[Data about app and page elements]
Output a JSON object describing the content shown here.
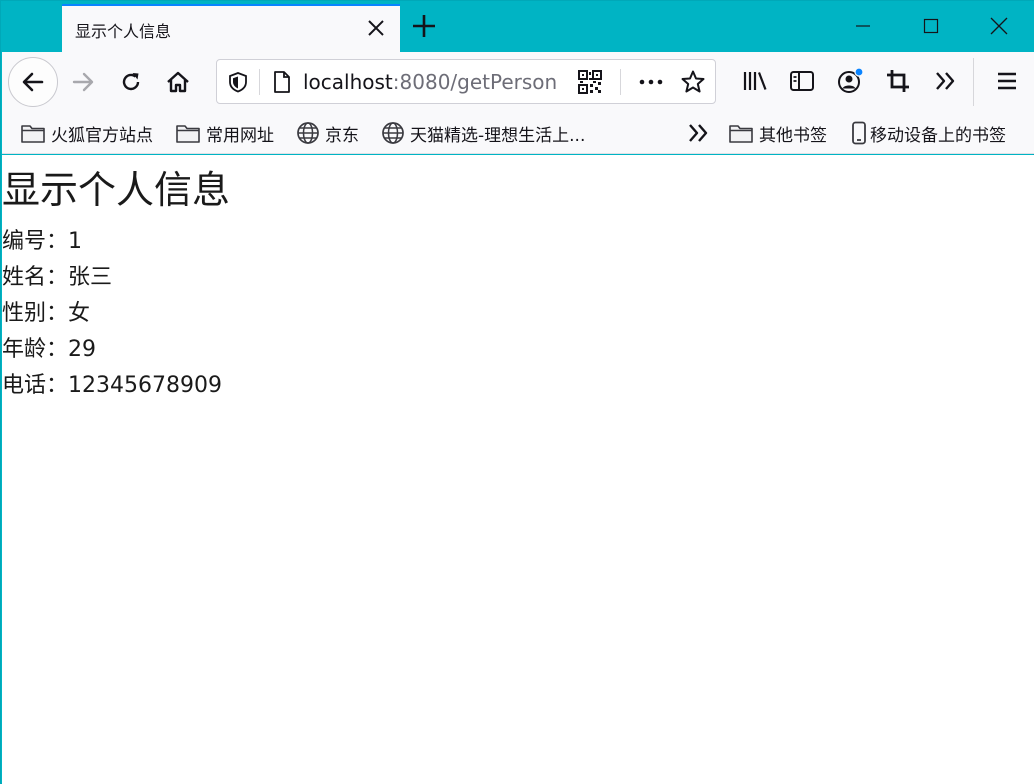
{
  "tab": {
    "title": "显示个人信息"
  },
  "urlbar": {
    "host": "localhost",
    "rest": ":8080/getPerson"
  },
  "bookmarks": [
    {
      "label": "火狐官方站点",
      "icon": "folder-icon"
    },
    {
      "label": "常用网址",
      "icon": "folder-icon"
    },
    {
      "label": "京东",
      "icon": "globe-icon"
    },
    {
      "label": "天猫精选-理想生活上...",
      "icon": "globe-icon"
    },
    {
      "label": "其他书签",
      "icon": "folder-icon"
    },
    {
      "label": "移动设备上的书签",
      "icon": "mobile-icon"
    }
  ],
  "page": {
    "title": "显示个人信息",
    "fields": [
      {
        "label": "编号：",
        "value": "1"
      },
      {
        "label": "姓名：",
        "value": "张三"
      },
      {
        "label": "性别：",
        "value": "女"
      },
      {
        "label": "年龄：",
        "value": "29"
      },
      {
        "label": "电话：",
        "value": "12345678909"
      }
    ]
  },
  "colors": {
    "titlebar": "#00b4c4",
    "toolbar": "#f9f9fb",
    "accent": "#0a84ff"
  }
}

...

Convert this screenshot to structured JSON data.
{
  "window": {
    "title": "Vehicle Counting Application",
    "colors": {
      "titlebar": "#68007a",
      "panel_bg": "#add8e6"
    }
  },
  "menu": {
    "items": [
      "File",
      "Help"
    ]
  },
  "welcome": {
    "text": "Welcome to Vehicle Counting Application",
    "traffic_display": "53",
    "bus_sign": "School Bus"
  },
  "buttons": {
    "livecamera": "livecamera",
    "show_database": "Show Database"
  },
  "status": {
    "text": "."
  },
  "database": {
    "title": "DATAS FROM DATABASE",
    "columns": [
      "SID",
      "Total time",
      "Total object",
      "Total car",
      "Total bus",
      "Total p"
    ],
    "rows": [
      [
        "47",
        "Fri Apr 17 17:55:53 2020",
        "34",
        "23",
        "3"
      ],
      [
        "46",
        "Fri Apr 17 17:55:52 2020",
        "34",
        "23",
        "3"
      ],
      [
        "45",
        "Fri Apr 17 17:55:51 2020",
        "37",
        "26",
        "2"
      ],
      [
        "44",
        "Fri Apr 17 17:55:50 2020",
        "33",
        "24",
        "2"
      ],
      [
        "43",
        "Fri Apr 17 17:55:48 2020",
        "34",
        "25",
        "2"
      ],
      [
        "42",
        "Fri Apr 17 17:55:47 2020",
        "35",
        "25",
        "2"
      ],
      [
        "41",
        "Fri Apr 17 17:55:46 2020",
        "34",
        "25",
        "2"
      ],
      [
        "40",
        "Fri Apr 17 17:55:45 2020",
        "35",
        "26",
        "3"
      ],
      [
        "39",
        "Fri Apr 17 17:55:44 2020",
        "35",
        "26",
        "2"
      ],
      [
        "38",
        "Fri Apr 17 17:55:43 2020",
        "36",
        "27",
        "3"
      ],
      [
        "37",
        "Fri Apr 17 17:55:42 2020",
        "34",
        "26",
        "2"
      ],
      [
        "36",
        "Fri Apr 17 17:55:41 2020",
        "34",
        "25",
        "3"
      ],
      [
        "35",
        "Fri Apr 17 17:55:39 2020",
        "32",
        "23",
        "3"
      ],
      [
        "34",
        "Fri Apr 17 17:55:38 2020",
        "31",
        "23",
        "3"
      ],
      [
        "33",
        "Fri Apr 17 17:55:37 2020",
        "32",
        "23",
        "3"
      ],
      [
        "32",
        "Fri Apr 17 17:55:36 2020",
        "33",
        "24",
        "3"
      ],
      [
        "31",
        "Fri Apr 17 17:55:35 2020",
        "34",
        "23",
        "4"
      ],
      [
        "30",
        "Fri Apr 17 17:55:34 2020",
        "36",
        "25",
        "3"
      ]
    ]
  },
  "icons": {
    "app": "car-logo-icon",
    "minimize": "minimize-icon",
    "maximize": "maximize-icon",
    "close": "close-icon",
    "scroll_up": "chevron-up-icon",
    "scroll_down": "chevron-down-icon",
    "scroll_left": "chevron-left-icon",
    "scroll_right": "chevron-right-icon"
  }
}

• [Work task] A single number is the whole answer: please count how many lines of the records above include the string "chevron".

• [Response] 4